China's foreign ministry has said Australia's decision to cancel two major Belt and Road Initiative (BRI) deals in the state of Victoria would cause "serious harm" to bilateral relations, global media reports revealed on Thursday.
The Australian government has said it cancelled the agreements over allegations the project was not aligned with the Canberra's national interests.
"We will always act in Australia's national interest to protect Australia, but to also ensure we can advance our national interest in a free and open Indo Pacific and a world that seeks a balance in favour of freedom," Australian prime minster Scott Morrison said in a statement on Thursday.
Australian states will have to consult the foreign ministers prior to inking deals with other countries and that the policy was "not aimed at any one country", Payne told local radio as quoted by Reuters.
"We also have to acknowledge that China's outlook, the nature of China's external engagement, both in our region and globally, has changed in recent years, and an enduring partnership requires us to adapt to those new realities," Payne added.
China is currently the largest trading partner to Australia and New Zealand, reports show.
Further spats between Australia and China come amid Western accusations Beijing had committed genocide against Uyghur Muslims in the Xinjiang Uyghur Autonomous Region (XUAR).

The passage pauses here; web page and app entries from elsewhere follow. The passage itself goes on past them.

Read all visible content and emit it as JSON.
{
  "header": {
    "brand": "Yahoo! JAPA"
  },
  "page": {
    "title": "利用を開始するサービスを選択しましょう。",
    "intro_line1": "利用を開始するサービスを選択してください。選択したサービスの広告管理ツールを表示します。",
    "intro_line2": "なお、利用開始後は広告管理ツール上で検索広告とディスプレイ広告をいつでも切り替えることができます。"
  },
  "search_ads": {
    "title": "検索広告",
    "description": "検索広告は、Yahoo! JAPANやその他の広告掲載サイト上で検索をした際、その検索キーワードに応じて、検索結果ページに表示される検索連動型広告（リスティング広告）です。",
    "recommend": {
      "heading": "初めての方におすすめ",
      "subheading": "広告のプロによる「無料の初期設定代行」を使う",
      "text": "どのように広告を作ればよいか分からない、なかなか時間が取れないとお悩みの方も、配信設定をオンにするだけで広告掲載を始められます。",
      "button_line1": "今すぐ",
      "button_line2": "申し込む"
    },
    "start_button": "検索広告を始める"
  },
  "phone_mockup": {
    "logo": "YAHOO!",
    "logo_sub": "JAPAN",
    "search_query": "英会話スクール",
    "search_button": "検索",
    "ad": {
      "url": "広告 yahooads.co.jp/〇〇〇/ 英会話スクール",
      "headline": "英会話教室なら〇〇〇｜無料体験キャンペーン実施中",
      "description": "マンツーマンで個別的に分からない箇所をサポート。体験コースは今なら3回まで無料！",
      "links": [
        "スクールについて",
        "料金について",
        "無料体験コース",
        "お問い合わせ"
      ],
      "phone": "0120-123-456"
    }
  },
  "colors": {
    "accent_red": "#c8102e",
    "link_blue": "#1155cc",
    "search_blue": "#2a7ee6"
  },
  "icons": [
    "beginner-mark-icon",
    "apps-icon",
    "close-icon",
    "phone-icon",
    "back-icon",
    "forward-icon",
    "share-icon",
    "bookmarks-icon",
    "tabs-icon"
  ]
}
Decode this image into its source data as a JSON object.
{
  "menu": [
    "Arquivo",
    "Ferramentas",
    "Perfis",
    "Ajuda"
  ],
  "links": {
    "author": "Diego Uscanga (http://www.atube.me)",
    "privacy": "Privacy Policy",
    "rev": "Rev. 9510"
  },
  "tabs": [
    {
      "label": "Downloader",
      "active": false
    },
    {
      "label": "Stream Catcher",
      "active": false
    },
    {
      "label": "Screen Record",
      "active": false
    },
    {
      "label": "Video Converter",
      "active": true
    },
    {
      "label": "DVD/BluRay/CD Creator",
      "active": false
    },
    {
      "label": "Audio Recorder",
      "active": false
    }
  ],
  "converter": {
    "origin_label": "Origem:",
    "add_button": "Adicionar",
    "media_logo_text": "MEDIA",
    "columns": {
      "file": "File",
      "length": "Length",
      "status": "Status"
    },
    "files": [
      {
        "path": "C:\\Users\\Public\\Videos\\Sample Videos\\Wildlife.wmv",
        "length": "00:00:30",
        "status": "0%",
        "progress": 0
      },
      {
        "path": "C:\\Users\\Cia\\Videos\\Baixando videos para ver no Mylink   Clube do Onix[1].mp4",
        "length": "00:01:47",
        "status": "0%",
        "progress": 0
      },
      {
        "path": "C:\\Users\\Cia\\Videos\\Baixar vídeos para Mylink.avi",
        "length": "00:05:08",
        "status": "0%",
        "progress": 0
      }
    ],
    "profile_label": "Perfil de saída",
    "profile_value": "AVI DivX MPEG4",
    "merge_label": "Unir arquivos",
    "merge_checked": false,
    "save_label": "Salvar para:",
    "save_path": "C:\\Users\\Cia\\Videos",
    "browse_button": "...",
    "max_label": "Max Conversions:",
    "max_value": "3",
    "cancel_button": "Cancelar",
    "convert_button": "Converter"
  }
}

The accusations had surfaced in a UN report in 2018, leading Canadian, US and Australian MPs, among others, to seek to relocate the 2022 Winter Olympics in Beijing to a new location, sparking sharp criticisms from the Chinese government.